- Begin the shift to a growth mindset by telling yourself, “Effort and difficulty are anticipated as I make changes that are important to me.”
- Expect frustration, anxiety, and disappointment as you attempt to make connections. These are the signals of a fixed mindset.
- Tolerate these fixed mindset feelings and take the next growth step to move closer to the relationships that you desire. These feelings are likely as you reach for connections that are significant to you. To feel them means you’re challenging yourself and tackling the very human condition of loneliness.
Diener, E., & Seligman, M. (2002). Very Happy People. Psychological Science, 13(1).
Dweck, C. S. (2006). Mindset: The new psychology of success. New York, NY: Random House.
Holt-Lunstad, J., Smith, T. B., Baker, M., Harris, T., & Stephenson, D. (2015). Loneliness and social isolation as risk factors for mortality: A meta-analytic review. Perspectives on Psychological Science, 10, 227-237.
Lee, C.M., Cadigan, J.M., Rhew, I.C. (2020). Increases in loneliness among young adults during the COVID-19 pandemic and association with increases in mental health problems. Journal of Adolescent Health. 67(5):714–717.

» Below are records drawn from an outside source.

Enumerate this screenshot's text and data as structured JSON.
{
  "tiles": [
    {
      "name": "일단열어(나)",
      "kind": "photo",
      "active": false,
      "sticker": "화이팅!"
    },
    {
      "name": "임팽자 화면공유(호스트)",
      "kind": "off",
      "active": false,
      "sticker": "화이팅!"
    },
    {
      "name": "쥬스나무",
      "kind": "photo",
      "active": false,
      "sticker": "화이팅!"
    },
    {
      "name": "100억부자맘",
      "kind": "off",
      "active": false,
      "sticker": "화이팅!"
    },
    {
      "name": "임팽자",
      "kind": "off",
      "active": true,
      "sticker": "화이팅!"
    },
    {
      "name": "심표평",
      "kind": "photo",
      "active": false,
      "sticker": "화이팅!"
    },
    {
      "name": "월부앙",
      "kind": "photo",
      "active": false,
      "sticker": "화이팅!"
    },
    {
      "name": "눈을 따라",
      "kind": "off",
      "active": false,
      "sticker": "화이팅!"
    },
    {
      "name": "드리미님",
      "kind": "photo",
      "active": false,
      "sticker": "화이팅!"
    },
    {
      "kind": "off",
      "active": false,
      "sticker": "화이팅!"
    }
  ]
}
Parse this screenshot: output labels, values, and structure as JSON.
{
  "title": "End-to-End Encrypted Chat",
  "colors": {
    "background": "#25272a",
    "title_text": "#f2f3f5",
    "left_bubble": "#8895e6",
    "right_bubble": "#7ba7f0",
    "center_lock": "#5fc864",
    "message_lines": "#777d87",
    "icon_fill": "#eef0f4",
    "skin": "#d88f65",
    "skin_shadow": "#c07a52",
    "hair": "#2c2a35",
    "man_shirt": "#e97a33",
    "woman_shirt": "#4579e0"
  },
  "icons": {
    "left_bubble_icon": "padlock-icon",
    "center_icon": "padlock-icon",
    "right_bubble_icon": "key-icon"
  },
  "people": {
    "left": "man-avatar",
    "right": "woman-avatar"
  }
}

Murthy, V. H. (2020) Together: The healing power of human connection in a sometimes lonely world. New York, NY: Harper Wave